Vermont publishes daily updated Covid-19 data via API. I used that data to do some hands-on learning with Jupyter Notebooks, Pandas dataframes, Matplotlib, and some simple Python to create my own Covid-tracking charts. See the repository at vt-covid-jupyter-charts for details.
I’m fortunate to live in a state that has been relatively less impacted by Covid-19 than many other places. Still, we’ve followed protocols to keep ourselves and our community safe, while trying to keep tabs on the progress of the pandemic.
Vermont has done a good job providing public access to a variety of daily Covid-19 statistics through the Vermont Open Geodata Portal, including:
There are a few others, but these provide the most useful time series data, updated daily, with the latest data available in GeoJSON format via API.
That said, I was less thrilled by the Vermont Department of Health Covid-19 Dashboard, which focuses too heavily on daily counts and overall totals.
Daily counts are hard to intuit into trends. 2, 5, 8, 3 sounds like not a lot. But those numbers add up. What I wanted to see was trends — how those small numbers added up over time.

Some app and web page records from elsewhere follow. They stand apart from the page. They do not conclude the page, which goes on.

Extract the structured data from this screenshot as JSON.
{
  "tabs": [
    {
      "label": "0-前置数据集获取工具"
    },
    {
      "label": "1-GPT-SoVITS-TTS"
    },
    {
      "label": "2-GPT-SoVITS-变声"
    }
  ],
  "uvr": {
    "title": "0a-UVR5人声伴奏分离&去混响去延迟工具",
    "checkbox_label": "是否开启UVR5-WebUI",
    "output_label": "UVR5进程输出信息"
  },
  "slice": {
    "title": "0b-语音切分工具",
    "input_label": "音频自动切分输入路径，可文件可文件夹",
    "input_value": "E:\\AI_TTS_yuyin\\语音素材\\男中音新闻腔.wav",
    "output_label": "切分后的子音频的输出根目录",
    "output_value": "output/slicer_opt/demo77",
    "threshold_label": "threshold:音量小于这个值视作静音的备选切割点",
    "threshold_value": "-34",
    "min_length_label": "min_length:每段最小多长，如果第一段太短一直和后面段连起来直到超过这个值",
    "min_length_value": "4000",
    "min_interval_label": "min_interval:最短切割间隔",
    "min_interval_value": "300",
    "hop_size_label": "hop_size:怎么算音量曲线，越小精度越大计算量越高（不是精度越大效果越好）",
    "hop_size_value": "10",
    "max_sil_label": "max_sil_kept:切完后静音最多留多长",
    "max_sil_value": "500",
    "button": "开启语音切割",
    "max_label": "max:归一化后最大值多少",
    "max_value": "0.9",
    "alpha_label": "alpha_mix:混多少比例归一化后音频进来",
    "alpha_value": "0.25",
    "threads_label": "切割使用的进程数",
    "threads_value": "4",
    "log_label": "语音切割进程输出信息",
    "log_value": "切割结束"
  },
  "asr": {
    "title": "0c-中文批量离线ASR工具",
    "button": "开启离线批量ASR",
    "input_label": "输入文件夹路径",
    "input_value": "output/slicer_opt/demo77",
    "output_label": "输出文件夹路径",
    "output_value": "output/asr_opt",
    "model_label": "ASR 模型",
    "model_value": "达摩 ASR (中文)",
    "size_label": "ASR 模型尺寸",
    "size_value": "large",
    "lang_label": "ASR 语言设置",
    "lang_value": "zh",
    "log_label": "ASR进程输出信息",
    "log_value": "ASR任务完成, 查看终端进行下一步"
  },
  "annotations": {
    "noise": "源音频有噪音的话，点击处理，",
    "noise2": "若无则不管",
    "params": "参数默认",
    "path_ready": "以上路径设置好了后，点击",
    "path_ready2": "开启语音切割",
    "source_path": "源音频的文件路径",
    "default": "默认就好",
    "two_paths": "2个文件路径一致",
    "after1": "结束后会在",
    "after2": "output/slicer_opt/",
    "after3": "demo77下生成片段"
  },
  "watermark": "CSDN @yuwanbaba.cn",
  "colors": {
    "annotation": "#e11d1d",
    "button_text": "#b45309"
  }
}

I also knew that those two new cases stayed sick — or at least contagious — for some time after a positive test, and those “estimated current cases” add up.
Knowing the data was available via API in JSON format, I chose to parse the data and create my own chart. I had recently edited Glenn Prince’s Data Cleaning with Python and Pandas article series, which inspired me to try out Jupyter Notebooks and Pandas for this project. The built-in Matplotlib charting functions were fine for my use so I did not explore any specialized charting libraries.
I highly recommend Glenn’s tutorials for an introduction to Jupyter and Pandas Dataframes. It’s very intuitive and easy to manipulate data once you wrap your head around these tools.
Charting turned out to be slightly more complicated — mostly because I insisted on employing a few edge-case configuration options that were not well documented. I made notes about these options in my notebooks.
There are two notebooks:
- VT-Covid-19-ByCounty.ipynb - county-by-county test and hospitalization data
- VT-Covid-19-Data-Pandas.ipynb - full-state data including tests, hospitalizations, and deaths
The source is available in a repository at vt-covid-jupyter-charts if you want to experiment.
A basic - but often misunderstood - feature of CSS styling is something called the box model, which defines the rectangular space around an element by means of border, margin and padding settings. It’s really very simple, but a combination of poor nomenclature and some subtle rendering rules confuse folks who are new to CSS.
To help you get up to speed with the box model, I wrote an article over at The Code Project called CSS Basics: The Box Model, Margin and Padding. Please check it out and, if you find it helpful, vote it up. I hope you learn something useful.